ENGLISH ABSTRACT: A number of studies have acknowledged the positive impacts that rural roads have on the social and economic development of a region. This impact is due to the increased accessibility offered by road development. The effect of the social impact, however, has proven to be difficult to quantify, with many studies opting to use ratings to define this impact. The need to quantify the social impact arises from the need to aid decision-making processes, which seek to identify or prioritise the most cost effective projects. This is more often the case in rural communities where a typical economic prioritisation method, such as a cost-benefit analysis, will likely yield unfavourable results because of the low traffic volumes present on these roads. The method proposed for prioritisation in this research introduces an accessibility index that takes into account the accessibility provided by the road infrastructure, and by transportation modes, and by public facilities such as public schools and clinics. The data required to formulate and validate the model was collected in three villages located in the Limpopo Province of South Africa. The accessibility provided by the road infrastructure is quantified as the percentage of the length of the road link that conforms to road classification standards. The standards relate to travel speed for motorised transport and cross sectional dimensions for non-motorised transport. The probabilities of a preference to use a facility or transport mode are used as accessibility indices for the facilities and the transport modes. The probabilities are a result of stated preference experiments, which take into account the different quality attributes of public facilities, and characteristics of the transport mode. The final weighted accessibility index is obtained by considering the number of users in each observed facility in South Africa and the budget allocated to it. This enables the accessibility index to be converted further into a monetary value that is compared with the cost of successfully completing the project and the figures that arise from alternative projects. The facilities investigated were selected with the guidance of the National Development Plan (NDP) and included public schools and public healthcare facilities. The exercise resulted in accessibility indices that were used successfully to rank seven hypothetical projects from two of the identified villages. The research showed that, for low-volume roads, non-motorised transport modes are just as important as motorised transport modes. Other key findings were made which illustrated significant variables that influence preference for transport modes, school attendance and clinic visitation.

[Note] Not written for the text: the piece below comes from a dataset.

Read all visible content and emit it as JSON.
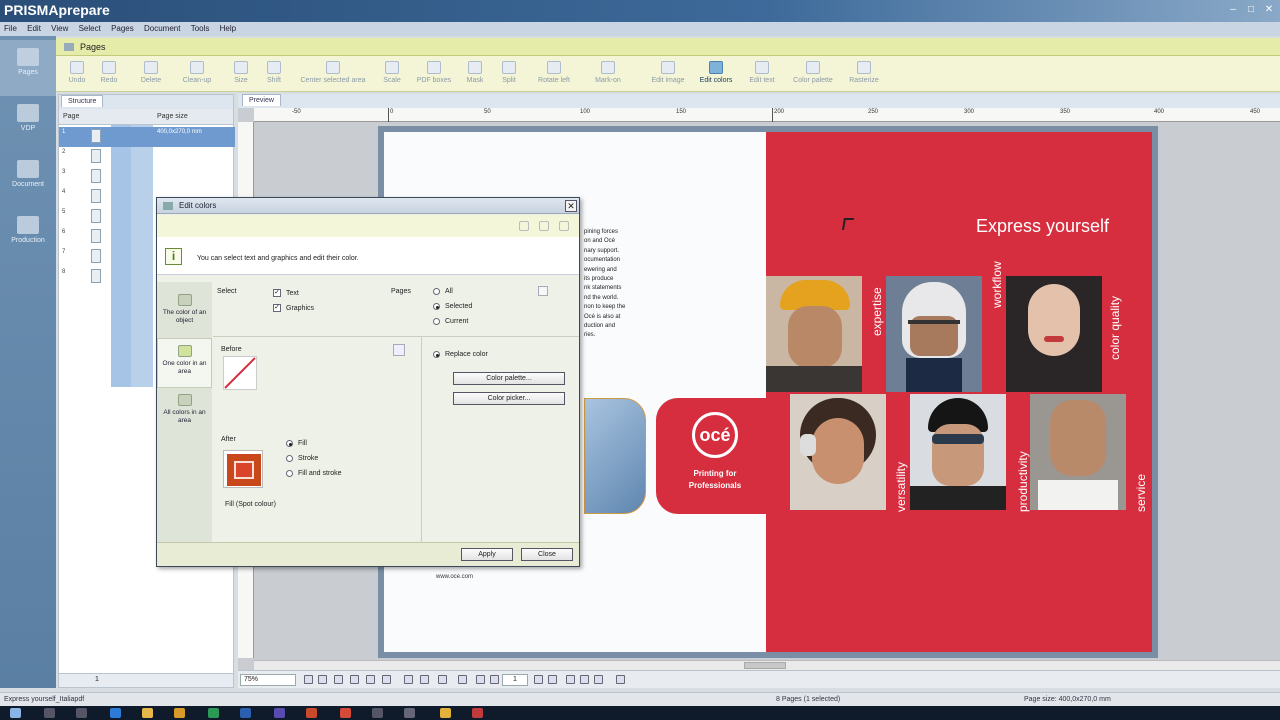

AFRIKAANSE OPSOMMING: Geen opsomming beskikbaar
Thesis (MEng)--Stellenbosch University, 2017.
Sustainable development, Cost effectiveness, Rural roads, Public health services, UCTD